§ **YOUR ASSIGNMENT**
Whenever a picture appears, leave it out while repeating all the other data exactly.

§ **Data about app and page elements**
■ ■ ■ ■

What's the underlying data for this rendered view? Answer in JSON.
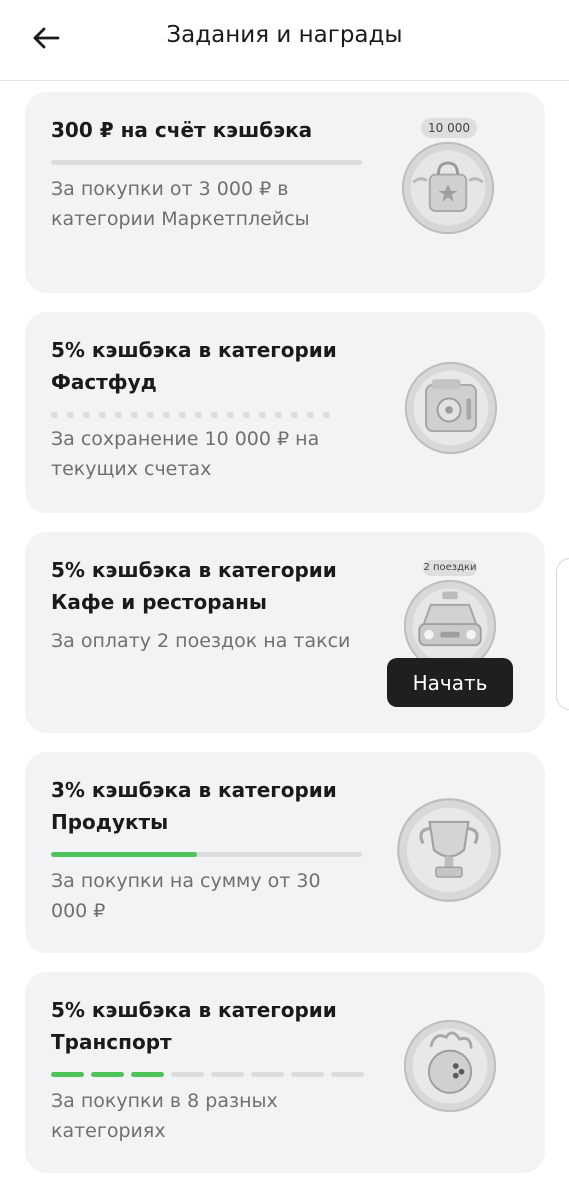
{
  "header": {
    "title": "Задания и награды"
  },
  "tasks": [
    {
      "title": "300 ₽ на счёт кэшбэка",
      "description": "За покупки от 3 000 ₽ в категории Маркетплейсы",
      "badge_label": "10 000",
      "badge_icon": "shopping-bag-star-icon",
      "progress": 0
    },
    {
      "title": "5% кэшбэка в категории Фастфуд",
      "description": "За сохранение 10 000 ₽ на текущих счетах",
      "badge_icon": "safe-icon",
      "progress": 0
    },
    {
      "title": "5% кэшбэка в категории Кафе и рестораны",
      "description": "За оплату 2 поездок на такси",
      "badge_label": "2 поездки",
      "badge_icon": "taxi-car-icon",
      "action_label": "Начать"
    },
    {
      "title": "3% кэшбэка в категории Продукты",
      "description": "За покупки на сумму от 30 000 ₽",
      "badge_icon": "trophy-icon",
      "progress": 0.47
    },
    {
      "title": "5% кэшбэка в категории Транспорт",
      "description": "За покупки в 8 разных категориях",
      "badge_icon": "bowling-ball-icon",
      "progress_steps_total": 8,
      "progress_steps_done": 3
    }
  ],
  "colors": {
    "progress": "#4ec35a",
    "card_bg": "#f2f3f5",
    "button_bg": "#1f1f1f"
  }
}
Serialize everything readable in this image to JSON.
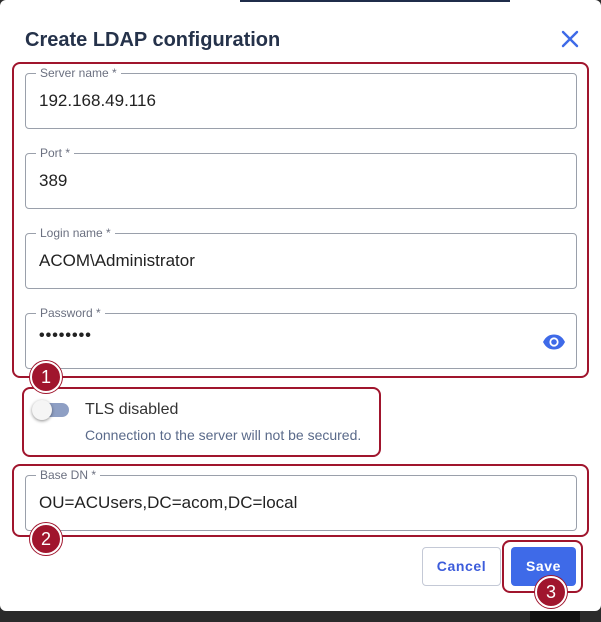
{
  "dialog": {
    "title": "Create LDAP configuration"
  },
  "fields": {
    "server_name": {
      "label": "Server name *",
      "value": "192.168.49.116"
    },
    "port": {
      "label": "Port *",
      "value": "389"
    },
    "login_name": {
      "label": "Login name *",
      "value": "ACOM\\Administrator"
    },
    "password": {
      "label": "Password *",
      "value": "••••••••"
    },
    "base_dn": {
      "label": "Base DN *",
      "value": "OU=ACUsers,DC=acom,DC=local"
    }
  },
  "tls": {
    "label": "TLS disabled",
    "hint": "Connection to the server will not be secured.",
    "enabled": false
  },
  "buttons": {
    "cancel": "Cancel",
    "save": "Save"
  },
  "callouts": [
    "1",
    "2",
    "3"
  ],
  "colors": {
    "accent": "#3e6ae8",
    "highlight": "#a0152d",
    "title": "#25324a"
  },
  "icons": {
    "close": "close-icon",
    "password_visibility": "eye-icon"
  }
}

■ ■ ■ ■

§ **PROBLEM SOLUTION**
What's the underlying data for this rendered view? Answer in JSON.
{
  "header": {
    "title": "Задания и награды"
  },
  "tasks": [
    {
      "title": "300 ₽ на счёт кэшбэка",
      "description": "За покупки от 3 000 ₽ в категории Маркетплейсы",
      "badge_label": "10 000",
      "badge_icon": "shopping-bag-star-icon",
      "progress": 0
    },
    {
      "title": "5% кэшбэка в категории Фастфуд",
      "description": "За сохранение 10 000 ₽ на текущих счетах",
      "badge_icon": "safe-icon",
      "progress": 0
    },
    {
      "title": "5% кэшбэка в категории Кафе и рестораны",
      "description": "За оплату 2 поездок на такси",
      "badge_label": "2 поездки",
      "badge_icon": "taxi-car-icon",
      "action_label": "Начать"
    },
    {
      "title": "3% кэшбэка в категории Продукты",
      "description": "За покупки на сумму от 30 000 ₽",
      "badge_icon": "trophy-icon",
      "progress": 0.47
    },
    {
      "title": "5% кэшбэка в категории Транспорт",
      "description": "За покупки в 8 разных категориях",
      "badge_icon": "bowling-ball-icon",
      "progress_steps_total": 8,
      "progress_steps_done": 3
    }
  ],
  "colors": {
    "progress": "#4ec35a",
    "card_bg": "#f2f3f5",
    "button_bg": "#1f1f1f"
  }
}
Serialize everything readable in this image to JSON.
{
  "dialog": {
    "title": "Create LDAP configuration"
  },
  "fields": {
    "server_name": {
      "label": "Server name *",
      "value": "192.168.49.116"
    },
    "port": {
      "label": "Port *",
      "value": "389"
    },
    "login_name": {
      "label": "Login name *",
      "value": "ACOM\\Administrator"
    },
    "password": {
      "label": "Password *",
      "value": "••••••••"
    },
    "base_dn": {
      "label": "Base DN *",
      "value": "OU=ACUsers,DC=acom,DC=local"
    }
  },
  "tls": {
    "label": "TLS disabled",
    "hint": "Connection to the server will not be secured.",
    "enabled": false
  },
  "buttons": {
    "cancel": "Cancel",
    "save": "Save"
  },
  "callouts": [
    "1",
    "2",
    "3"
  ],
  "colors": {
    "accent": "#3e6ae8",
    "highlight": "#a0152d",
    "title": "#25324a"
  },
  "icons": {
    "close": "close-icon",
    "password_visibility": "eye-icon"
  }
}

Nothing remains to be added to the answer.